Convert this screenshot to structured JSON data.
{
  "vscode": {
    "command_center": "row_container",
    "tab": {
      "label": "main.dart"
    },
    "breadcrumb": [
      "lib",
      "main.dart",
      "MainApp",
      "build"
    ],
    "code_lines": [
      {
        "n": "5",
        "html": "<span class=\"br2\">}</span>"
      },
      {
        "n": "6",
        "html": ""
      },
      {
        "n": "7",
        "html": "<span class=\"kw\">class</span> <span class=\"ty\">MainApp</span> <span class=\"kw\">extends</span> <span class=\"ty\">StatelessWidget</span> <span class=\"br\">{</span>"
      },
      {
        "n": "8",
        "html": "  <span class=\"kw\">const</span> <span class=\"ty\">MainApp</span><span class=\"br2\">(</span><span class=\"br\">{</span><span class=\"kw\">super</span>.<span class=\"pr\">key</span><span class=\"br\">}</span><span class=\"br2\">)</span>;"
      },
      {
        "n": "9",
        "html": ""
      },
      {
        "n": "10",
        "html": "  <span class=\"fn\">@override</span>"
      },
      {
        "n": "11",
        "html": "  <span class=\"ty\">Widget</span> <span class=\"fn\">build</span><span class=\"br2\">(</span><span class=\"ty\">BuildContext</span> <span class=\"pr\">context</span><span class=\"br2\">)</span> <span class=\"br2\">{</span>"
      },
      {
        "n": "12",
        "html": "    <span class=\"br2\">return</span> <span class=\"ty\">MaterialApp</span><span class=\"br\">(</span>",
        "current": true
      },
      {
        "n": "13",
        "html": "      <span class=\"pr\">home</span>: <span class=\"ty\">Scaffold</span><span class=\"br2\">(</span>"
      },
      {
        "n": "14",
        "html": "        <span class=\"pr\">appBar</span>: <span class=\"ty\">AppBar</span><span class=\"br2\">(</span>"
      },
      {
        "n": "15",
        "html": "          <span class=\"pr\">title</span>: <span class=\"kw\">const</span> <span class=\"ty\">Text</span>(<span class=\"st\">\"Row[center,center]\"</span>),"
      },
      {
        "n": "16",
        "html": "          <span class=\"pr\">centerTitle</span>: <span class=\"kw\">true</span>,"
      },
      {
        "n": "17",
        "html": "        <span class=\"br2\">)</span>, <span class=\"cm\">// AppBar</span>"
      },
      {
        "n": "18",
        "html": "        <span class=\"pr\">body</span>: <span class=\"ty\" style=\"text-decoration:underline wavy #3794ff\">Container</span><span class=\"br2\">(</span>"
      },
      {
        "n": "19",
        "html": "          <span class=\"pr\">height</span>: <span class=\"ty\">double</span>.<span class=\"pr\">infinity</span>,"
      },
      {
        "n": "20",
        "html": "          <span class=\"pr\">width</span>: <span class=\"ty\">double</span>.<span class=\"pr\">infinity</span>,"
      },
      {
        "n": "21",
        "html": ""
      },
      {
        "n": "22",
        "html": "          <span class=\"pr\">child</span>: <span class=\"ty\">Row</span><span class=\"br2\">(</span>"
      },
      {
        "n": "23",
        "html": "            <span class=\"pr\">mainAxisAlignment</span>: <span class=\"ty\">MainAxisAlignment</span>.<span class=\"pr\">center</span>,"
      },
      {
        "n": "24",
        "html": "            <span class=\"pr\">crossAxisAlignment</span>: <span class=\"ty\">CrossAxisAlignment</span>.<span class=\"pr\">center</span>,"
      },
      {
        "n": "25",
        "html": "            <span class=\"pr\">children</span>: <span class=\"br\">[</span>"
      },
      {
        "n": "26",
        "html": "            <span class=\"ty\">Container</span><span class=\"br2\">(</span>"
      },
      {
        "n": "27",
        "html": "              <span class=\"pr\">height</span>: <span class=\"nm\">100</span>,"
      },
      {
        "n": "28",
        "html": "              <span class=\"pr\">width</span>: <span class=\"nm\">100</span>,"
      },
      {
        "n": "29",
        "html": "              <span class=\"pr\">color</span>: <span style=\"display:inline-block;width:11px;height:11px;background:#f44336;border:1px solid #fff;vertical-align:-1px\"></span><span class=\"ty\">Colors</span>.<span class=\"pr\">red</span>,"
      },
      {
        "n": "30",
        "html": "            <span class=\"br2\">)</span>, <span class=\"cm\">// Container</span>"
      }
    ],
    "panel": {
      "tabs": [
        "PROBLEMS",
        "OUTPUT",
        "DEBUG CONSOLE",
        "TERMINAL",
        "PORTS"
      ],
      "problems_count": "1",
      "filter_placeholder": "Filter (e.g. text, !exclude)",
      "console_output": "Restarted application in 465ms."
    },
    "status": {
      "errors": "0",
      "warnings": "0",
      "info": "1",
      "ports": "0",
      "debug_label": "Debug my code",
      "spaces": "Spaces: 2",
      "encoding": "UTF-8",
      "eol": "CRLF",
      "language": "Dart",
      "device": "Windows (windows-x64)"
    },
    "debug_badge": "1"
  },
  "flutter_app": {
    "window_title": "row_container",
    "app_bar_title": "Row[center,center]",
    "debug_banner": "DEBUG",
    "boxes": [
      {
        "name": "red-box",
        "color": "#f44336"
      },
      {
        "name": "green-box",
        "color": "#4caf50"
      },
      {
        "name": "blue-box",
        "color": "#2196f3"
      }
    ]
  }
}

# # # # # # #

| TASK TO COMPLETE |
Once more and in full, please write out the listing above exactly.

| ANSWER TO THE PROBLEM |
Convert this screenshot to structured JSON data.
{
  "vscode": {
    "command_center": "row_container",
    "tab": {
      "label": "main.dart"
    },
    "breadcrumb": [
      "lib",
      "main.dart",
      "MainApp",
      "build"
    ],
    "code_lines": [
      {
        "n": "5",
        "html": "<span class=\"br2\">}</span>"
      },
      {
        "n": "6",
        "html": ""
      },
      {
        "n": "7",
        "html": "<span class=\"kw\">class</span> <span class=\"ty\">MainApp</span> <span class=\"kw\">extends</span> <span class=\"ty\">StatelessWidget</span> <span class=\"br\">{</span>"
      },
      {
        "n": "8",
        "html": "  <span class=\"kw\">const</span> <span class=\"ty\">MainApp</span><span class=\"br2\">(</span><span class=\"br\">{</span><span class=\"kw\">super</span>.<span class=\"pr\">key</span><span class=\"br\">}</span><span class=\"br2\">)</span>;"
      },
      {
        "n": "9",
        "html": ""
      },
      {
        "n": "10",
        "html": "  <span class=\"fn\">@override</span>"
      },
      {
        "n": "11",
        "html": "  <span class=\"ty\">Widget</span> <span class=\"fn\">build</span><span class=\"br2\">(</span><span class=\"ty\">BuildContext</span> <span class=\"pr\">context</span><span class=\"br2\">)</span> <span class=\"br2\">{</span>"
      },
      {
        "n": "12",
        "html": "    <span class=\"br2\">return</span> <span class=\"ty\">MaterialApp</span><span class=\"br\">(</span>",
        "current": true
      },
      {
        "n": "13",
        "html": "      <span class=\"pr\">home</span>: <span class=\"ty\">Scaffold</span><span class=\"br2\">(</span>"
      },
      {
        "n": "14",
        "html": "        <span class=\"pr\">appBar</span>: <span class=\"ty\">AppBar</span><span class=\"br2\">(</span>"
      },
      {
        "n": "15",
        "html": "          <span class=\"pr\">title</span>: <span class=\"kw\">const</span> <span class=\"ty\">Text</span>(<span class=\"st\">\"Row[center,center]\"</span>),"
      },
      {
        "n": "16",
        "html": "          <span class=\"pr\">centerTitle</span>: <span class=\"kw\">true</span>,"
      },
      {
        "n": "17",
        "html": "        <span class=\"br2\">)</span>, <span class=\"cm\">// AppBar</span>"
      },
      {
        "n": "18",
        "html": "        <span class=\"pr\">body</span>: <span class=\"ty\" style=\"text-decoration:underline wavy #3794ff\">Container</span><span class=\"br2\">(</span>"
      },
      {
        "n": "19",
        "html": "          <span class=\"pr\">height</span>: <span class=\"ty\">double</span>.<span class=\"pr\">infinity</span>,"
      },
      {
        "n": "20",
        "html": "          <span class=\"pr\">width</span>: <span class=\"ty\">double</span>.<span class=\"pr\">infinity</span>,"
      },
      {
        "n": "21",
        "html": ""
      },
      {
        "n": "22",
        "html": "          <span class=\"pr\">child</span>: <span class=\"ty\">Row</span><span class=\"br2\">(</span>"
      },
      {
        "n": "23",
        "html": "            <span class=\"pr\">mainAxisAlignment</span>: <span class=\"ty\">MainAxisAlignment</span>.<span class=\"pr\">center</span>,"
      },
      {
        "n": "24",
        "html": "            <span class=\"pr\">crossAxisAlignment</span>: <span class=\"ty\">CrossAxisAlignment</span>.<span class=\"pr\">center</span>,"
      },
      {
        "n": "25",
        "html": "            <span class=\"pr\">children</span>: <span class=\"br\">[</span>"
      },
      {
        "n": "26",
        "html": "            <span class=\"ty\">Container</span><span class=\"br2\">(</span>"
      },
      {
        "n": "27",
        "html": "              <span class=\"pr\">height</span>: <span class=\"nm\">100</span>,"
      },
      {
        "n": "28",
        "html": "              <span class=\"pr\">width</span>: <span class=\"nm\">100</span>,"
      },
      {
        "n": "29",
        "html": "              <span class=\"pr\">color</span>: <span style=\"display:inline-block;width:11px;height:11px;background:#f44336;border:1px solid #fff;vertical-align:-1px\"></span><span class=\"ty\">Colors</span>.<span class=\"pr\">red</span>,"
      },
      {
        "n": "30",
        "html": "            <span class=\"br2\">)</span>, <span class=\"cm\">// Container</span>"
      }
    ],
    "panel": {
      "tabs": [
        "PROBLEMS",
        "OUTPUT",
        "DEBUG CONSOLE",
        "TERMINAL",
        "PORTS"
      ],
      "problems_count": "1",
      "filter_placeholder": "Filter (e.g. text, !exclude)",
      "console_output": "Restarted application in 465ms."
    },
    "status": {
      "errors": "0",
      "warnings": "0",
      "info": "1",
      "ports": "0",
      "debug_label": "Debug my code",
      "spaces": "Spaces: 2",
      "encoding": "UTF-8",
      "eol": "CRLF",
      "language": "Dart",
      "device": "Windows (windows-x64)"
    },
    "debug_badge": "1"
  },
  "flutter_app": {
    "window_title": "row_container",
    "app_bar_title": "Row[center,center]",
    "debug_banner": "DEBUG",
    "boxes": [
      {
        "name": "red-box",
        "color": "#f44336"
      },
      {
        "name": "green-box",
        "color": "#4caf50"
      },
      {
        "name": "blue-box",
        "color": "#2196f3"
      }
    ]
  }
}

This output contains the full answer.